Your assignment | Go through the records and show each line where the word "screenshot" occurs.

Entries taken from a collection
-- -- --
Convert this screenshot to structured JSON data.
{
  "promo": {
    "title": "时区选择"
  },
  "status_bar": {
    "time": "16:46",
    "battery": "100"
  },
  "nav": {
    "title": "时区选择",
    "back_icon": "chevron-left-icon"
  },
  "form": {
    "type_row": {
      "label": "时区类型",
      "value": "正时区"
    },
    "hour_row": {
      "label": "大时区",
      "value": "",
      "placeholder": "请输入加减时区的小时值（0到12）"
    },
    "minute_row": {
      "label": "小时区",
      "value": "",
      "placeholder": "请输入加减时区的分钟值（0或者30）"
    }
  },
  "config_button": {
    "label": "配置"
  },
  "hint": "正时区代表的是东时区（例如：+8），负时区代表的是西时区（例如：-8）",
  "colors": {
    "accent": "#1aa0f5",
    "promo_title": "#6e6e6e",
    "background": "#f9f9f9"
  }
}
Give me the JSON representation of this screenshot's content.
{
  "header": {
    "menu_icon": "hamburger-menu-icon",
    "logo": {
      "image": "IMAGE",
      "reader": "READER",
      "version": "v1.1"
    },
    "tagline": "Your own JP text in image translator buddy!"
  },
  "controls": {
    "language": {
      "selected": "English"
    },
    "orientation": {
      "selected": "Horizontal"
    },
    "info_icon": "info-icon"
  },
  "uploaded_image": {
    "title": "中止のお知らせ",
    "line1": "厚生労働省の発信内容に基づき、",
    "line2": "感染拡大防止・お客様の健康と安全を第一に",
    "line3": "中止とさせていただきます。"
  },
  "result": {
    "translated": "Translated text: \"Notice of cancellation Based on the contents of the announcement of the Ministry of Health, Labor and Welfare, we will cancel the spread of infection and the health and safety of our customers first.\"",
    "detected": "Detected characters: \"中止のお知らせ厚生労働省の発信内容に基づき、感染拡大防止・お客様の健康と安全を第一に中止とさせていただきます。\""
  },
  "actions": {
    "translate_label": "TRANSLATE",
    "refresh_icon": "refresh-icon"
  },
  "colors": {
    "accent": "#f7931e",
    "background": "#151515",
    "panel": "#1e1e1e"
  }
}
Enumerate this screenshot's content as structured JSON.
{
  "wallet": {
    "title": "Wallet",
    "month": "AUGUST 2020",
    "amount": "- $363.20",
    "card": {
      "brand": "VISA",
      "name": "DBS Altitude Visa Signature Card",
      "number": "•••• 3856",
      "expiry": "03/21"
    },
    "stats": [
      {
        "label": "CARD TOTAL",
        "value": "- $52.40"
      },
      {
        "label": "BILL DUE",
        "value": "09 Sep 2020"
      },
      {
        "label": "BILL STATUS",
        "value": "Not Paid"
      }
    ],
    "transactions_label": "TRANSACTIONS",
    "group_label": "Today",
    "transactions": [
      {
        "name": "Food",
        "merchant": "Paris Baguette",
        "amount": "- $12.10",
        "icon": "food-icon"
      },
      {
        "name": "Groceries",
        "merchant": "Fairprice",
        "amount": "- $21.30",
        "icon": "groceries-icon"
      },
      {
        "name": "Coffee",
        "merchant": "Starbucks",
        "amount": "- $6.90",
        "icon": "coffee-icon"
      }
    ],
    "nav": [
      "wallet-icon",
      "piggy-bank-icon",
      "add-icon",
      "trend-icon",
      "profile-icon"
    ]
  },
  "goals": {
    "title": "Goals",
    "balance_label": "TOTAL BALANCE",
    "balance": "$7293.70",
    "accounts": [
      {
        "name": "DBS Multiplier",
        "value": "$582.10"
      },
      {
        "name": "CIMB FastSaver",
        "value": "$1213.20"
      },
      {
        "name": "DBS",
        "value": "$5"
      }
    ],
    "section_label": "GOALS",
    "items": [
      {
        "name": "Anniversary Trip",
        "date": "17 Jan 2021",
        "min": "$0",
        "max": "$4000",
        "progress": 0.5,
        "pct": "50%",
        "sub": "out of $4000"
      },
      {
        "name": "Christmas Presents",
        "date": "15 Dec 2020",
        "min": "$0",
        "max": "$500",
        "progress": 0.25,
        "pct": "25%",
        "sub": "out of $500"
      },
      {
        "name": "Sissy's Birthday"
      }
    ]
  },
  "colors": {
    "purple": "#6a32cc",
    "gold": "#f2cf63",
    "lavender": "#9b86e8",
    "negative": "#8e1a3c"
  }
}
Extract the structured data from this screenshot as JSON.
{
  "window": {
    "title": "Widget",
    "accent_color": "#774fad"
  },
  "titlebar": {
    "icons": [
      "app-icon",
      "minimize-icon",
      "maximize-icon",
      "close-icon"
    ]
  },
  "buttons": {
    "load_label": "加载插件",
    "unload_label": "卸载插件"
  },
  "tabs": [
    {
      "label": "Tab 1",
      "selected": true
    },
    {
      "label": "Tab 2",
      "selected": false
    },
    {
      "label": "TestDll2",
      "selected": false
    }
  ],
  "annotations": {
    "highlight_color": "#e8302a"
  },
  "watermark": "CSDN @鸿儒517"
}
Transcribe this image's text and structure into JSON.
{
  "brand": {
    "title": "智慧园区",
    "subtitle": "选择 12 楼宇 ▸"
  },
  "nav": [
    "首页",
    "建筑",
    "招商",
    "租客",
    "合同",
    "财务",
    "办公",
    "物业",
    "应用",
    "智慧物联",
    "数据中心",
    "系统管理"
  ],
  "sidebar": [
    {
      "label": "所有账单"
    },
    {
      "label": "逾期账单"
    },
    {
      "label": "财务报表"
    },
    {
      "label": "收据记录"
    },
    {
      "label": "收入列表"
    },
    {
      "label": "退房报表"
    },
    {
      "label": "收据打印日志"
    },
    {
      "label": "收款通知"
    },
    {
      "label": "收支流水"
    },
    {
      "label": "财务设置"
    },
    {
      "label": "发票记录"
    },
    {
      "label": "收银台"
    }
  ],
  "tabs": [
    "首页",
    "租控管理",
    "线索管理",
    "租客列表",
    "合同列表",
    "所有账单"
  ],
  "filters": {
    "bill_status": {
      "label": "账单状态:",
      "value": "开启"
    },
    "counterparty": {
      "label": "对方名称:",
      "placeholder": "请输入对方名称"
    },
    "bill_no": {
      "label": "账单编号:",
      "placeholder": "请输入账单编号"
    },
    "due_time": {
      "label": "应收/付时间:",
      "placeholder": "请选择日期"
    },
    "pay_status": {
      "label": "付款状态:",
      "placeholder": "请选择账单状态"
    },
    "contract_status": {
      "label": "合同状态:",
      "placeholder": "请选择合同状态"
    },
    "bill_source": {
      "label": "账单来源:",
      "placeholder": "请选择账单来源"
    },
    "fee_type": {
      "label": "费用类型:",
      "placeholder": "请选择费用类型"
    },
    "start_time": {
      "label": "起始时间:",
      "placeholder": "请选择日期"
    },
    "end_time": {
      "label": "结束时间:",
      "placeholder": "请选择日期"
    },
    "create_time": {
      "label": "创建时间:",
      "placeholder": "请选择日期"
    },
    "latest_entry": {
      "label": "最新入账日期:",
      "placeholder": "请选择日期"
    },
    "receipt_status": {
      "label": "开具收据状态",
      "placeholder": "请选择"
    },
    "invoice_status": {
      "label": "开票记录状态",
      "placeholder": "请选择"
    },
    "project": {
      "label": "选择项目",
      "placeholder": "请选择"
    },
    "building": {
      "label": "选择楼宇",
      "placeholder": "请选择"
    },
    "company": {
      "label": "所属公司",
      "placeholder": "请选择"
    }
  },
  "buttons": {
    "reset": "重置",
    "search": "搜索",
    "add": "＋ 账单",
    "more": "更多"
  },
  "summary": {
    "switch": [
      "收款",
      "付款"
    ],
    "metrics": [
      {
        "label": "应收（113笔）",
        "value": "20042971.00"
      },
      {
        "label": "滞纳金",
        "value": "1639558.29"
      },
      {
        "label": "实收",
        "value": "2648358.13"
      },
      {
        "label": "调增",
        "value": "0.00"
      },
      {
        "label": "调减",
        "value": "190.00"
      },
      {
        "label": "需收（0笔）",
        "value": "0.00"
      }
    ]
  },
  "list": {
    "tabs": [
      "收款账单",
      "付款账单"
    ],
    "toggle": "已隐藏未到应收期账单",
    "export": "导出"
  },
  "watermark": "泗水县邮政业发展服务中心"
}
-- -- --
Reply to the task |
Convert this screenshot to structured JSON data.
Give me the JSON representation of this screenshot's content.
Enumerate this screenshot's content as structured JSON.
Extract the structured data from this screenshot as JSON.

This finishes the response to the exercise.